WORK TO COMPLETE:
Write out all of the data again, precisely as it appears.

(Data extracted from a collection)
________________

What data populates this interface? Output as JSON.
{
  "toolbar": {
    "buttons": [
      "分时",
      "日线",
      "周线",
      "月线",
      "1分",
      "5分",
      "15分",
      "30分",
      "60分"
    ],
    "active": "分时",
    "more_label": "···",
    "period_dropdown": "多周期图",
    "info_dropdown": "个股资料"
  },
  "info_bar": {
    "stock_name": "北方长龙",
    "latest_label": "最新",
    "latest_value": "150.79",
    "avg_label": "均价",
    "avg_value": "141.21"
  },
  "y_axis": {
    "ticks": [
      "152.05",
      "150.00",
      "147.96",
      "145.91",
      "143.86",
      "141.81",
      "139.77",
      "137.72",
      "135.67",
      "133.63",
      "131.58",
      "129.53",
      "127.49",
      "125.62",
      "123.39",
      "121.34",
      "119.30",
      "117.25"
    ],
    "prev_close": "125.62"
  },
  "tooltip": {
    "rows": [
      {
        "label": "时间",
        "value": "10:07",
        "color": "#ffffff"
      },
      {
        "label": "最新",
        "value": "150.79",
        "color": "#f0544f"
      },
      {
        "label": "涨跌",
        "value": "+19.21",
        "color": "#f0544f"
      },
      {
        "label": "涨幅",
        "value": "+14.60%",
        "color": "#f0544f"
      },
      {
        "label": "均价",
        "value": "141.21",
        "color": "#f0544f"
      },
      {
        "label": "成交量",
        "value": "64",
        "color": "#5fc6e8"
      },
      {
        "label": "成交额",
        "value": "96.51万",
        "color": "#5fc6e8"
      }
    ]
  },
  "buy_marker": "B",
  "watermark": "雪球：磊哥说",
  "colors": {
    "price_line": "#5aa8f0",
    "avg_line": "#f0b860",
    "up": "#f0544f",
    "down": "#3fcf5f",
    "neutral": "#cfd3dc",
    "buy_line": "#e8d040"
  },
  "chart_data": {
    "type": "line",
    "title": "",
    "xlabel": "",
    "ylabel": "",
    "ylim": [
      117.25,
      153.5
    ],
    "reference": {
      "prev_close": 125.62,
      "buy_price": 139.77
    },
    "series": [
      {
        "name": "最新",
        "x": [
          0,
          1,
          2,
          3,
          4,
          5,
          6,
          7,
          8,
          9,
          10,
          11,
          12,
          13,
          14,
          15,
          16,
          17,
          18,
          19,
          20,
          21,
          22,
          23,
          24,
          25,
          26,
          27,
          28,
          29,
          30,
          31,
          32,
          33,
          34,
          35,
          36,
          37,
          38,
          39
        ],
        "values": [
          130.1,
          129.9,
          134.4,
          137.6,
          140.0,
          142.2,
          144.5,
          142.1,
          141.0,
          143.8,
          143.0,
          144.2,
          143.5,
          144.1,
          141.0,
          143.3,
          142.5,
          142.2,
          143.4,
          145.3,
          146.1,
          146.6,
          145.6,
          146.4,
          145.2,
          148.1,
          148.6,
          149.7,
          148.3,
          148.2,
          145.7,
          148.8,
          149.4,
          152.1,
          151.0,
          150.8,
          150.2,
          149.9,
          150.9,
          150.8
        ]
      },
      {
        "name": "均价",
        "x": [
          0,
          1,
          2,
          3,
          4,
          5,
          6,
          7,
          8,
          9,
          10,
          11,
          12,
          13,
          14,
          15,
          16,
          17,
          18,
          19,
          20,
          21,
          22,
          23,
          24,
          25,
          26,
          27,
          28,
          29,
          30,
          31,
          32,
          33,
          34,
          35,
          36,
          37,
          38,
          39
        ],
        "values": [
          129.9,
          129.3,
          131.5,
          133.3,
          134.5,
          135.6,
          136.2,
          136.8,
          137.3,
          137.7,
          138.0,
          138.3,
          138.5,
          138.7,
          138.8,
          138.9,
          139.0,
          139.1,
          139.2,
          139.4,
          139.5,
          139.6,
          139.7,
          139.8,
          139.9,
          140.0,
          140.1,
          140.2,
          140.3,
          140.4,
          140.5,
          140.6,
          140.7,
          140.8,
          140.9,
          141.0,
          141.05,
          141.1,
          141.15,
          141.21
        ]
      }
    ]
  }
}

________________

RESULT FOR THIS EXERCISE:
What data populates this interface? Output as JSON.
{
  "toolbar": {
    "buttons": [
      "分时",
      "日线",
      "周线",
      "月线",
      "1分",
      "5分",
      "15分",
      "30分",
      "60分"
    ],
    "active": "分时",
    "more_label": "···",
    "period_dropdown": "多周期图",
    "info_dropdown": "个股资料"
  },
  "info_bar": {
    "stock_name": "北方长龙",
    "latest_label": "最新",
    "latest_value": "150.79",
    "avg_label": "均价",
    "avg_value": "141.21"
  },
  "y_axis": {
    "ticks": [
      "152.05",
      "150.00",
      "147.96",
      "145.91",
      "143.86",
      "141.81",
      "139.77",
      "137.72",
      "135.67",
      "133.63",
      "131.58",
      "129.53",
      "127.49",
      "125.62",
      "123.39",
      "121.34",
      "119.30",
      "117.25"
    ],
    "prev_close": "125.62"
  },
  "tooltip": {
    "rows": [
      {
        "label": "时间",
        "value": "10:07",
        "color": "#ffffff"
      },
      {
        "label": "最新",
        "value": "150.79",
        "color": "#f0544f"
      },
      {
        "label": "涨跌",
        "value": "+19.21",
        "color": "#f0544f"
      },
      {
        "label": "涨幅",
        "value": "+14.60%",
        "color": "#f0544f"
      },
      {
        "label": "均价",
        "value": "141.21",
        "color": "#f0544f"
      },
      {
        "label": "成交量",
        "value": "64",
        "color": "#5fc6e8"
      },
      {
        "label": "成交额",
        "value": "96.51万",
        "color": "#5fc6e8"
      }
    ]
  },
  "buy_marker": "B",
  "watermark": "雪球：磊哥说",
  "colors": {
    "price_line": "#5aa8f0",
    "avg_line": "#f0b860",
    "up": "#f0544f",
    "down": "#3fcf5f",
    "neutral": "#cfd3dc",
    "buy_line": "#e8d040"
  },
  "chart_data": {
    "type": "line",
    "title": "",
    "xlabel": "",
    "ylabel": "",
    "ylim": [
      117.25,
      153.5
    ],
    "reference": {
      "prev_close": 125.62,
      "buy_price": 139.77
    },
    "series": [
      {
        "name": "最新",
        "x": [
          0,
          1,
          2,
          3,
          4,
          5,
          6,
          7,
          8,
          9,
          10,
          11,
          12,
          13,
          14,
          15,
          16,
          17,
          18,
          19,
          20,
          21,
          22,
          23,
          24,
          25,
          26,
          27,
          28,
          29,
          30,
          31,
          32,
          33,
          34,
          35,
          36,
          37,
          38,
          39
        ],
        "values": [
          130.1,
          129.9,
          134.4,
          137.6,
          140.0,
          142.2,
          144.5,
          142.1,
          141.0,
          143.8,
          143.0,
          144.2,
          143.5,
          144.1,
          141.0,
          143.3,
          142.5,
          142.2,
          143.4,
          145.3,
          146.1,
          146.6,
          145.6,
          146.4,
          145.2,
          148.1,
          148.6,
          149.7,
          148.3,
          148.2,
          145.7,
          148.8,
          149.4,
          152.1,
          151.0,
          150.8,
          150.2,
          149.9,
          150.9,
          150.8
        ]
      },
      {
        "name": "均价",
        "x": [
          0,
          1,
          2,
          3,
          4,
          5,
          6,
          7,
          8,
          9,
          10,
          11,
          12,
          13,
          14,
          15,
          16,
          17,
          18,
          19,
          20,
          21,
          22,
          23,
          24,
          25,
          26,
          27,
          28,
          29,
          30,
          31,
          32,
          33,
          34,
          35,
          36,
          37,
          38,
          39
        ],
        "values": [
          129.9,
          129.3,
          131.5,
          133.3,
          134.5,
          135.6,
          136.2,
          136.8,
          137.3,
          137.7,
          138.0,
          138.3,
          138.5,
          138.7,
          138.8,
          138.9,
          139.0,
          139.1,
          139.2,
          139.4,
          139.5,
          139.6,
          139.7,
          139.8,
          139.9,
          140.0,
          140.1,
          140.2,
          140.3,
          140.4,
          140.5,
          140.6,
          140.7,
          140.8,
          140.9,
          141.0,
          141.05,
          141.1,
          141.15,
          141.21
        ]
      }
    ]
  }
}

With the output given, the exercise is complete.